“By making full Constitutionally-required and court-ordered pension payments we will ensure that our budget is realistic and that those who have retired receive the benefits that they worked for,” said Davidsmeyer.

The other three budgetary reform policies in the Taxpayer’s Fiscal Charter are Pay As You Go, a prohibition on unfunded mandates and a sunshine clause for future budgets.

“Lawmakers who file legislation which creates new spending will also be required to file an amendment that identifies a revenue source to pay for the spending or cuts spending for a current program to fund the new one,” Davidsmeyer said. “The Charter prohibits unfunded mandates from being passed onto school districts and local governments. If the mandate is good enough for the General Assembly to pass it, then it is good enough to be fully-funded.”

Finally, Davidsmeyer’s legislation requires a 72-hour online posting of the General Assembly’s proposed new fiscal year budget prior to passage.
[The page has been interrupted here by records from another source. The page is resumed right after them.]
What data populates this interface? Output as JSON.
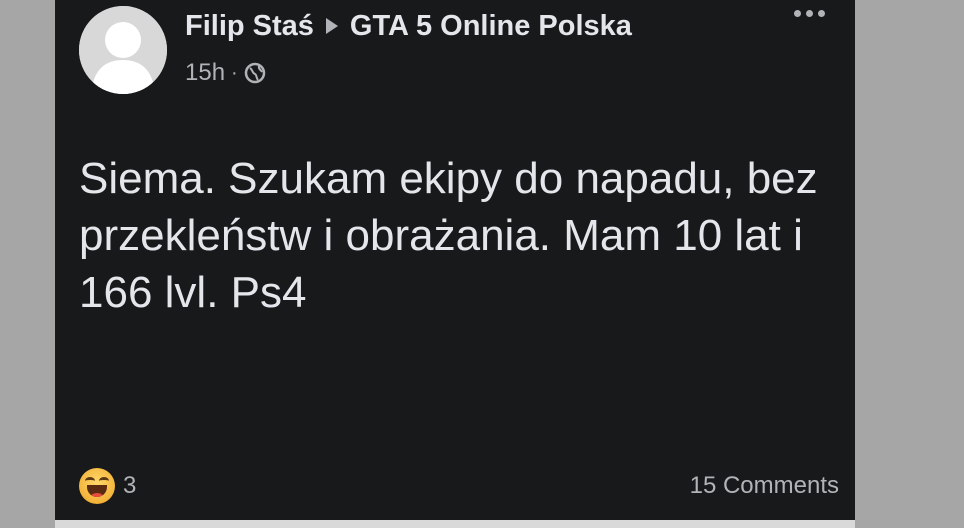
{
  "post": {
    "author": "Filip Staś",
    "group": "GTA 5 Online Polska",
    "time": "15h",
    "separator": "·",
    "body": "Siema. Szukam ekipy do napadu, bez przekleństw i obrażania. Mam 10 lat i 166 lvl. Ps4",
    "reaction_count": "3",
    "comments_label": "15 Comments"
  },
  "icons": {
    "reaction": "haha-reaction-icon",
    "privacy": "globe-icon",
    "menu": "more-options-icon",
    "share_arrow": "arrow-right-icon"
  },
  "colors": {
    "post_background": "#18191a",
    "primary_text": "#e4e6eb",
    "secondary_text": "#b0b3b8"
  }
}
“No more backroom deals when it comes to spending taxpayers’ money. The Charter shines sunlight on the budget-making process by requiring a 72-hour public posting before a vote can be taken. Most budgets passed in Springfield are negotiated in the backroom by powerful insiders then rushed to the House Floor for a vote with no public notice. My legislation will provide transparency by requiring the proposed budget to be posted online at least three days prior to passage,” said Davidsmeyer.

With the arrival of the new year comes a series of new laws enacted by the State of Illinois. This year, over 200 new laws will take effect on January 1. These include bills for small technical corrections as well as major pieces of legislation. Below is a recap of these new laws which will be on the books next year. 
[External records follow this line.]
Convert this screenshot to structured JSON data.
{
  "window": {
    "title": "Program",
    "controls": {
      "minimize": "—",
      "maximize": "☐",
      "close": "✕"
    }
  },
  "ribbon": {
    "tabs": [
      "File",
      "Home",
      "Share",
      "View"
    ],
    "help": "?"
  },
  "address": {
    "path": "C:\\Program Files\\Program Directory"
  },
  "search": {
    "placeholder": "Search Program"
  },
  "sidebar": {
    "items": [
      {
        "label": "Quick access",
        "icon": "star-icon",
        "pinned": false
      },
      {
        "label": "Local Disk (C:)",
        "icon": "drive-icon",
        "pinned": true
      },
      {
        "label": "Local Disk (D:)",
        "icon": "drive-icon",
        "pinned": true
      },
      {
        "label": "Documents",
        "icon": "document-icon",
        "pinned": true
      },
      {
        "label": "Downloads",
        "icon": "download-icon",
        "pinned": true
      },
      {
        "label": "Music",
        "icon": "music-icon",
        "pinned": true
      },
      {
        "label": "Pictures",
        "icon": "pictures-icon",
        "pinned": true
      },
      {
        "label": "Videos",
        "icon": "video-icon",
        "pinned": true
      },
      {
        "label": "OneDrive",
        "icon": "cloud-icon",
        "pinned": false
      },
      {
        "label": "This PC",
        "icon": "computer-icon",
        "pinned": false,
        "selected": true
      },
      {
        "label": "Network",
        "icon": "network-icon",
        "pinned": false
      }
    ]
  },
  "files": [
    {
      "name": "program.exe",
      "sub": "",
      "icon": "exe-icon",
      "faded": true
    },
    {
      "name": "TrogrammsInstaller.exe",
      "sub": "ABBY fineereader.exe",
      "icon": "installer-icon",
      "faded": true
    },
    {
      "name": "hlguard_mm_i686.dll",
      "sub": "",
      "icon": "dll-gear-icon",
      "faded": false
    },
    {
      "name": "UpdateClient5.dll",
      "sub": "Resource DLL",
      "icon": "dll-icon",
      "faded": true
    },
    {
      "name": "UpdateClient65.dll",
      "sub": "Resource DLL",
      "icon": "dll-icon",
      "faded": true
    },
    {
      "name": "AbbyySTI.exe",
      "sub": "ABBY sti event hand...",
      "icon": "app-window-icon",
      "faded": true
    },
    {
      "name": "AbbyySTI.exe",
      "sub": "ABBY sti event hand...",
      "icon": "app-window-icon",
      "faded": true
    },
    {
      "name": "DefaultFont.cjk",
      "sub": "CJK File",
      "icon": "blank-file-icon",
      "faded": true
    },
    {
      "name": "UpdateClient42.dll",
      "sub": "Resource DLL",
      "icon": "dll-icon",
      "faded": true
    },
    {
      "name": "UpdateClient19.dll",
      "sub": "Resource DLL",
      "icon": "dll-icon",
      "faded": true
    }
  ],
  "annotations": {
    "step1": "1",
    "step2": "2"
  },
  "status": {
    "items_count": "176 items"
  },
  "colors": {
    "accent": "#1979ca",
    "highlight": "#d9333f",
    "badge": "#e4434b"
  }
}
Click here to read a recap of new laws.

Davidsmeyer Hosts Town Hall Meetings in Carrollton and Grafton

JACKSONVILLE, IL…State Representative C.D. Davidsmeyer (R-Jacksonville) is encouraging the public to attend his two upcoming town hall meetings in Carrollton and Grafton.

“This week I will be in Carrollton and Grafton speaking with constituents – giving an update on what happened during veto session – and discussing the issues that are important to all of us,” said Rep. Davidsmeyer.
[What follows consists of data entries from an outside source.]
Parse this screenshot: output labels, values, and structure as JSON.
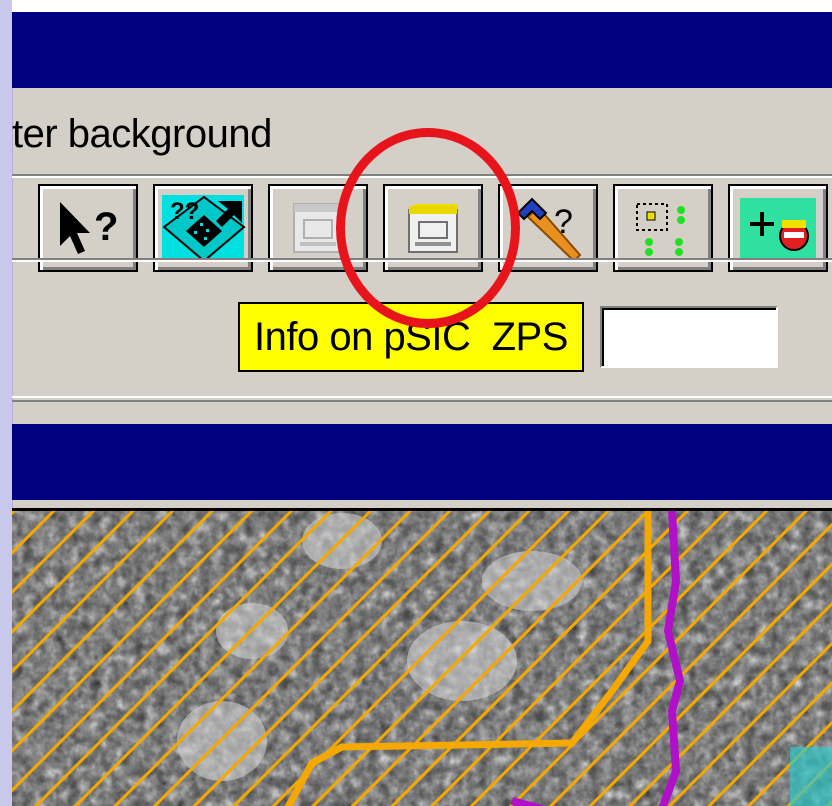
{
  "window": {
    "label": "ter background"
  },
  "toolbar": {
    "buttons": [
      {
        "id": "whats-this",
        "icon": "cursor-question-icon"
      },
      {
        "id": "layer-info",
        "icon": "diamond-info-icon"
      },
      {
        "id": "form-disabled",
        "icon": "form-grey-icon"
      },
      {
        "id": "info-psic-zps",
        "icon": "form-yellow-icon"
      },
      {
        "id": "hammer-query",
        "icon": "hammer-question-icon"
      },
      {
        "id": "select-points",
        "icon": "dots-select-icon"
      },
      {
        "id": "zoom-plus-minus",
        "icon": "plus-minus-icon"
      }
    ]
  },
  "tooltip": {
    "text": "Info on pSIC  ZPS"
  },
  "colors": {
    "titlebar": "#000080",
    "tooltip_bg": "#ffff00",
    "highlight": "#e8141b",
    "map_hatch": "#f5a800",
    "map_road": "#f5a800",
    "map_boundary": "#b010c8"
  }
}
“As your State Representative, I want to hear from you. That is why I hope you can attend my town hall meetings and voice your opinion on the issues that are important to you. If you are unable to attend, please do not hesitate to call me at 217-243-6221 or email me through my website,”

Who: State Representative C.D. Davidsmeyer
What: Town Hall Meeting
When: Tuesday, November 14 (Carrollton) and Wednesday, November 15 (Grafton) beginning at Noon
Where: Carrollton City Hall, 621 S Main St
Grafton City Hall, 118 E Main St

SPRINGFIELD, IL…Tess Drainer has Bilateral Perisylvian Polymicrogyria (BPP), but that did not stop her from visiting Representative C.D. Davidsmeyer (R-Jacksonville) at the IL State Capitol this week. Rep. Davidsmeyer passed House Resolution 1075 in 2016 to honor Tess for her work spreading awareness of BPP. Tess came to Springfield with her mom and uncle to bring awareness to BPP, a rare disease. Her smile provided a bright spot for the IL House of Representatives.

The U.S. Department of Health and Human Services and the Genetic and Rare Diseases Information Center describe BPP as “a rare neurological disorder that affects the cerebral cortex (the outer surface of the brain).” There is no cure for BPP, but that has not stopped Tess from promoting the need for awareness.

Caption:  From Left to Right, State Rep. Patti Bellock (Republican Spokeswoman for Human Services), Bob Stepanek, Tess and Carol Drainer, Rep C.D. Davidsmeyer and IL House Republican Leader Jim Durkin

SPRINGFIELD, IL…Brady Kaufmann, the Illinois Elementary School Association (IESA) State Golf Champion, was honored at the Illinois State Capitol this week by Rep. C.D. Davidsmeyer (R-Jacksonville). Kaufmann, an eighth grader at Jacksonville Middle School, is coached by his father Joe Kaufmann.

Caption:  From Left to Right, Joe, Beth and Brady Kaufmann; Rep. Davidsmeyer; Rachel and Breanne Kaufmann.